EXERCISE
All records below are to be repeated exactly, with the pictures left out.
== == ==
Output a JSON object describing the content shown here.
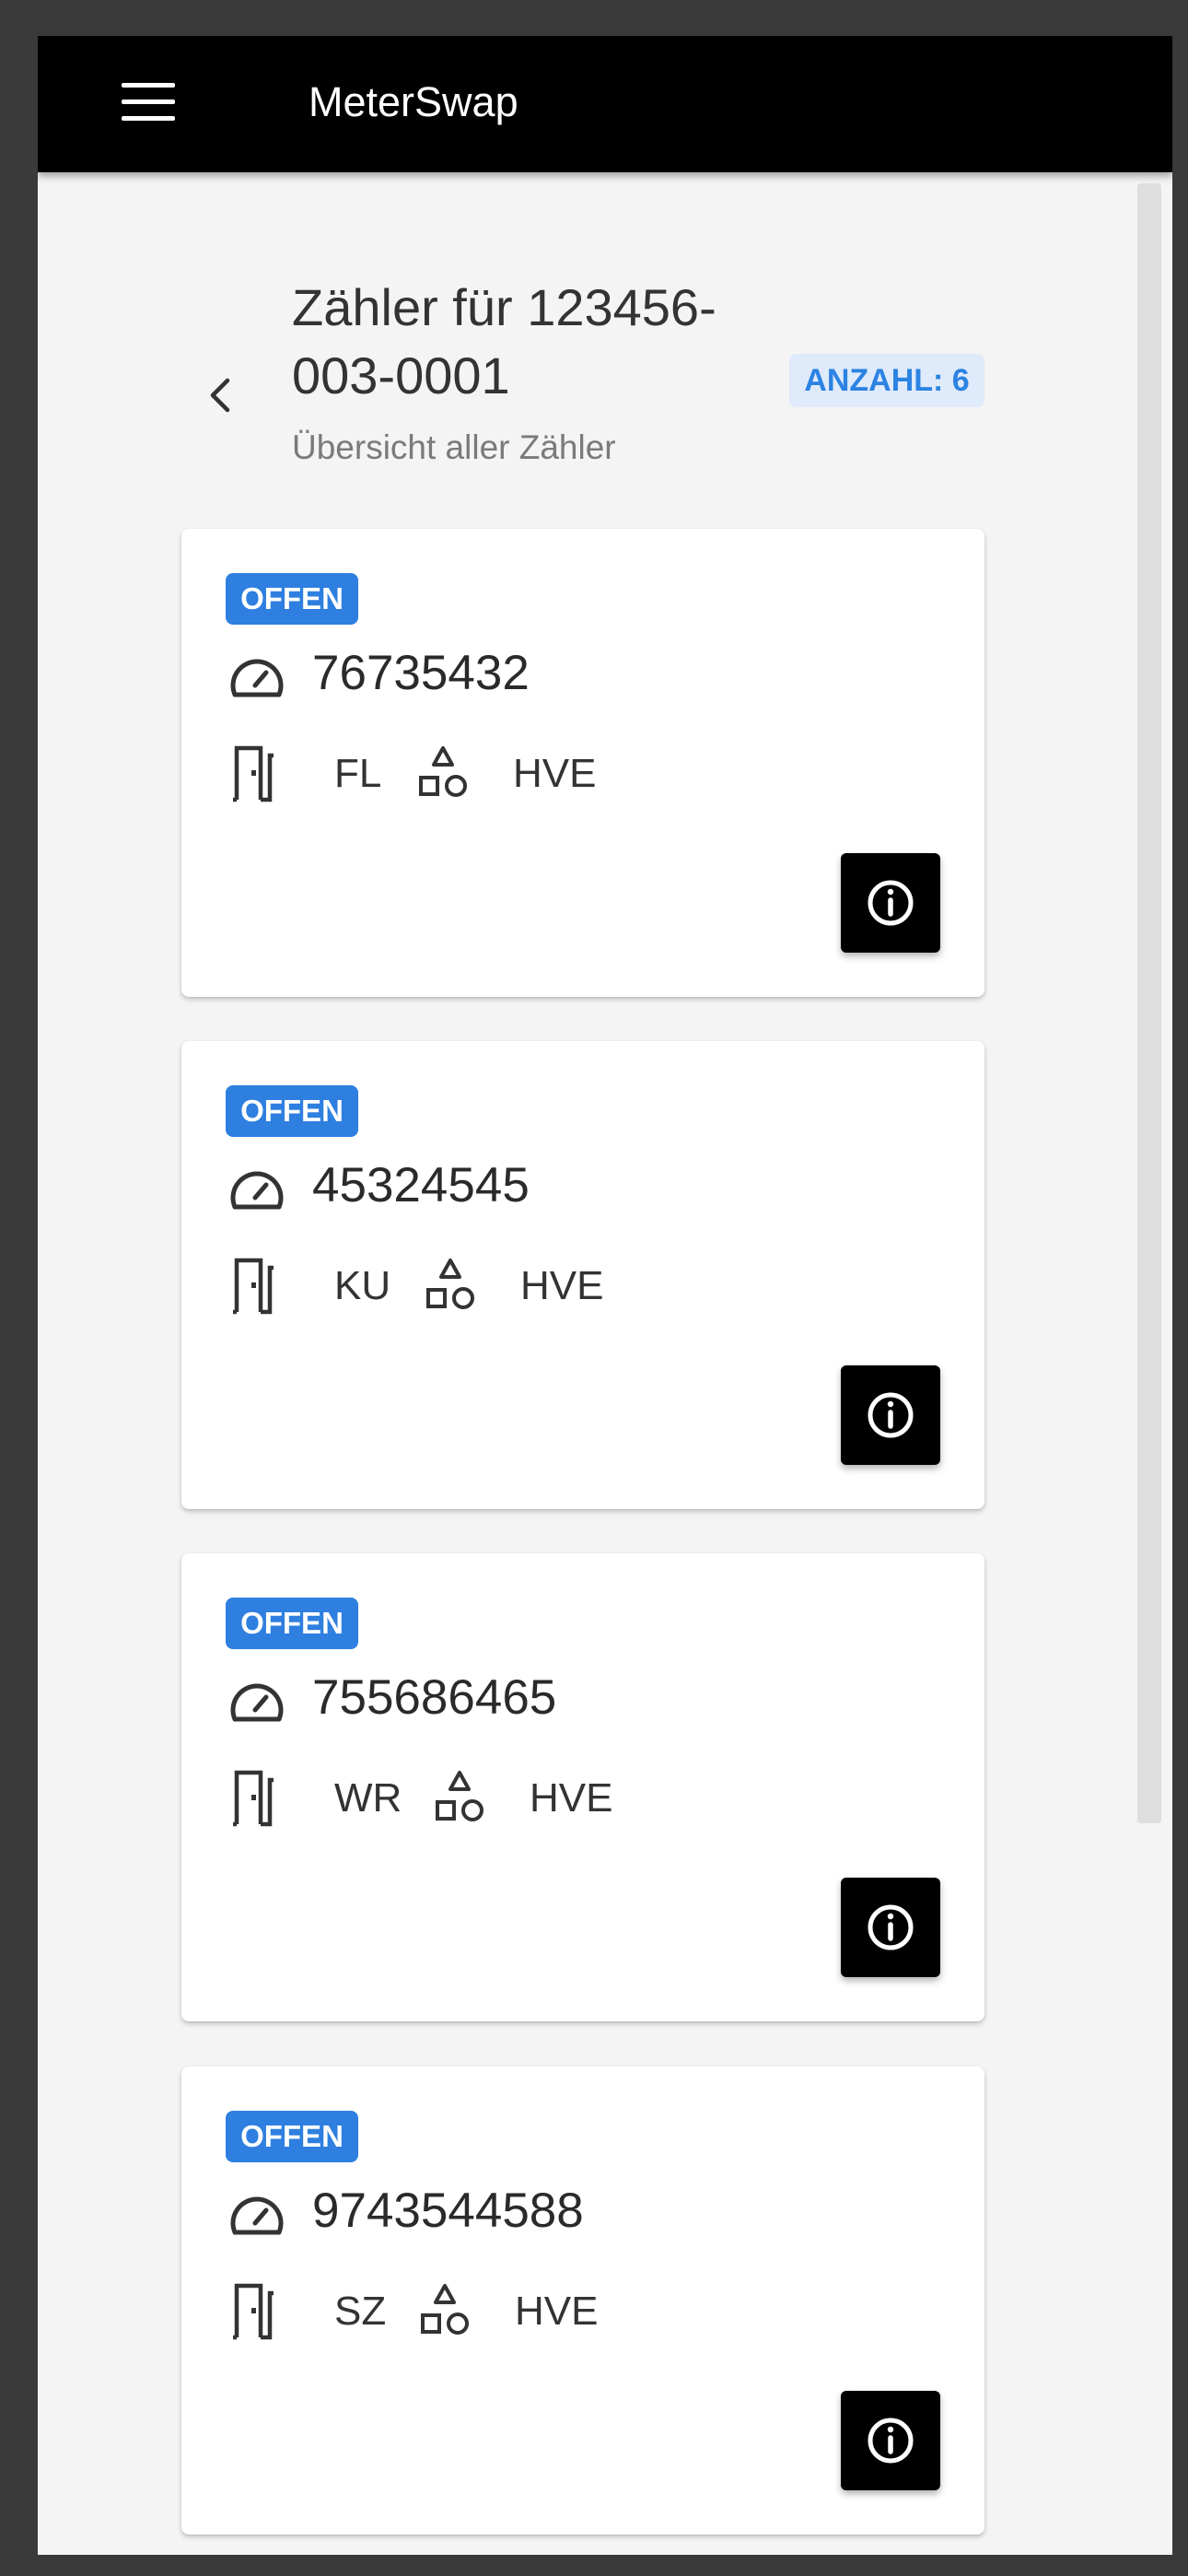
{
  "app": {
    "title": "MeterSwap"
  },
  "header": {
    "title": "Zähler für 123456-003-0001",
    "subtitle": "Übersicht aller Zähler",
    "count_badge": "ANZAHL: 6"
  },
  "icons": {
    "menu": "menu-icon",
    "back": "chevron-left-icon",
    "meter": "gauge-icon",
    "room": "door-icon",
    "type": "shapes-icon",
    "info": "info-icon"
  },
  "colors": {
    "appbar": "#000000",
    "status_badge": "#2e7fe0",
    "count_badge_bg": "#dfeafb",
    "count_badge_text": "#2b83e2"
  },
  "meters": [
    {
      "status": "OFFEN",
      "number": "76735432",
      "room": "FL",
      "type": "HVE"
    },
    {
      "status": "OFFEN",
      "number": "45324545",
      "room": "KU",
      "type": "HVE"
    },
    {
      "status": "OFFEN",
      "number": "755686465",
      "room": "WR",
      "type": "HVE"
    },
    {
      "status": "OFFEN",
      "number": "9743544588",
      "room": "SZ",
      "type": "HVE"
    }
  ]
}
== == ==
EXERCISE SOLUTION
Output a JSON object describing the content shown here.
{
  "app": {
    "title": "MeterSwap"
  },
  "header": {
    "title": "Zähler für 123456-003-0001",
    "subtitle": "Übersicht aller Zähler",
    "count_badge": "ANZAHL: 6"
  },
  "icons": {
    "menu": "menu-icon",
    "back": "chevron-left-icon",
    "meter": "gauge-icon",
    "room": "door-icon",
    "type": "shapes-icon",
    "info": "info-icon"
  },
  "colors": {
    "appbar": "#000000",
    "status_badge": "#2e7fe0",
    "count_badge_bg": "#dfeafb",
    "count_badge_text": "#2b83e2"
  },
  "meters": [
    {
      "status": "OFFEN",
      "number": "76735432",
      "room": "FL",
      "type": "HVE"
    },
    {
      "status": "OFFEN",
      "number": "45324545",
      "room": "KU",
      "type": "HVE"
    },
    {
      "status": "OFFEN",
      "number": "755686465",
      "room": "WR",
      "type": "HVE"
    },
    {
      "status": "OFFEN",
      "number": "9743544588",
      "room": "SZ",
      "type": "HVE"
    }
  ]
}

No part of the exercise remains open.